Inquiry classrooms are open systems where students are encouraged to search and make use of resources beyond the classroom and the school. Teachers who use inquiry can use technology to connect students appropriately with local and world communities which are rich sources of learning and learning materials. They replace lesson plans with facilitated learning plans that account for slight deviations while still keeping an important learning outcome in focus. They meet on-target questions with, "How do you suggest we investigate that question?"

(http://www.thirteen.org/edonline/concept2class/inquiry)


While inquiry-based teaching and learning is not new, the application of these methods and mindsets in today's classrooms is that much more critical because of the pace of change and the vast amounts of information with which our students are faced on a daily basis.
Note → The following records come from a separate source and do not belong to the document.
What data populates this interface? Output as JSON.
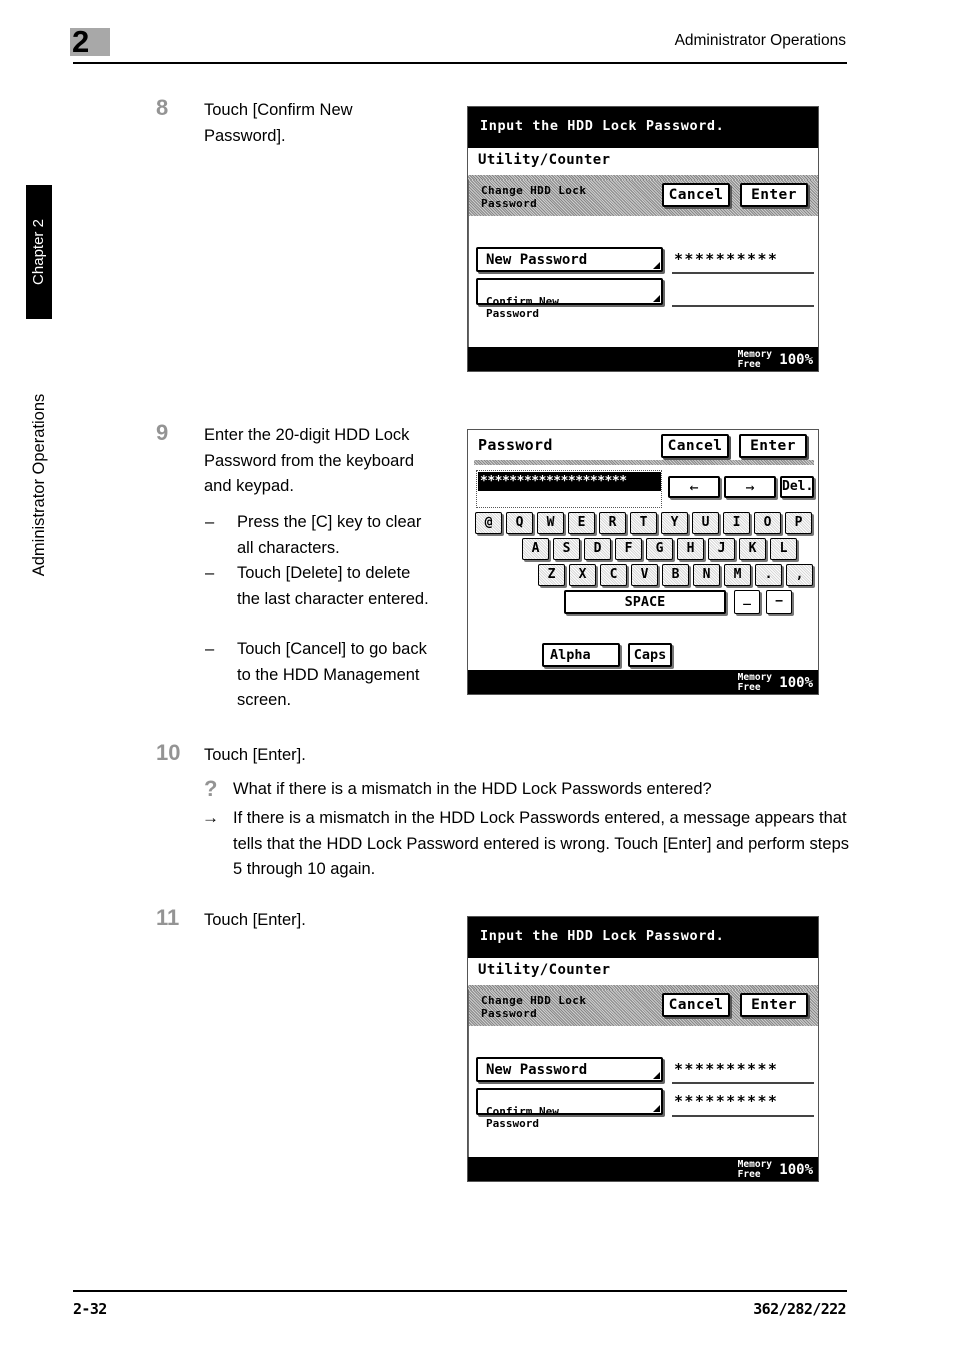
{
  "header": {
    "chapter_number": "2",
    "title": "Administrator Operations"
  },
  "sidebar": {
    "tab_label": "Chapter 2",
    "vertical_title": "Administrator Operations"
  },
  "footer": {
    "page_number": "2-32",
    "model_numbers": "362/282/222"
  },
  "steps": [
    {
      "number": "8",
      "text": "Touch [Confirm New Password]."
    },
    {
      "number": "9",
      "text": "Enter the 20-digit HDD Lock Password from the keyboard and keypad.",
      "bullets": [
        {
          "dash": "–",
          "text": "Press the [C] key to clear all characters."
        },
        {
          "dash": "–",
          "text": "Touch [Delete] to delete the last character entered."
        },
        {
          "dash": "–",
          "text": "Touch [Cancel] to go back to the HDD Management screen."
        }
      ]
    },
    {
      "number": "10",
      "text": "Touch [Enter].",
      "note": {
        "question_icon": "?",
        "question": "What if there is a mismatch in the HDD Lock Passwords entered?",
        "arrow_icon": "→",
        "answer": "If there is a mismatch in the HDD Lock Passwords entered, a message appears that tells that the HDD Lock Password entered is wrong. Touch [Enter] and perform steps 5 through 10 again."
      }
    },
    {
      "number": "11",
      "text": "Touch [Enter]."
    }
  ],
  "screens": {
    "hdd_password_empty": {
      "titlebar": "Input the HDD Lock Password.",
      "subtitle": "Utility/Counter",
      "tab_label": "Change HDD Lock\nPassword",
      "cancel_label": "Cancel",
      "enter_label": "Enter",
      "new_password_label": "New Password",
      "new_password_value": "**********",
      "confirm_label": "Confirm New\nPassword",
      "confirm_value": "",
      "memory_label": "Memory\nFree",
      "memory_percent": "100%"
    },
    "keyboard": {
      "title": "Password",
      "cancel_label": "Cancel",
      "enter_label": "Enter",
      "input_value": "********************",
      "left_arrow": "←",
      "right_arrow": "→",
      "delete_label": "Del.",
      "rows": [
        [
          "@",
          "Q",
          "W",
          "E",
          "R",
          "T",
          "Y",
          "U",
          "I",
          "O",
          "P"
        ],
        [
          "A",
          "S",
          "D",
          "F",
          "G",
          "H",
          "J",
          "K",
          "L"
        ],
        [
          "Z",
          "X",
          "C",
          "V",
          "B",
          "N",
          "M",
          ".",
          ","
        ]
      ],
      "space_label": "SPACE",
      "underscore_label": "_",
      "hyphen_label": "−",
      "alpha_label": "Alpha",
      "caps_label": "Caps",
      "memory_label": "Memory\nFree",
      "memory_percent": "100%"
    },
    "hdd_password_filled": {
      "titlebar": "Input the HDD Lock Password.",
      "subtitle": "Utility/Counter",
      "tab_label": "Change HDD Lock\nPassword",
      "cancel_label": "Cancel",
      "enter_label": "Enter",
      "new_password_label": "New Password",
      "new_password_value": "**********",
      "confirm_label": "Confirm New\nPassword",
      "confirm_value": "**********",
      "memory_label": "Memory\nFree",
      "memory_percent": "100%"
    }
  }
}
In upcoming entries I will further define the methods and tools that help support inquiry-based teaching and learning in the classroom.



Presentation Given to Parents on Inquiry-based Teaching and Learning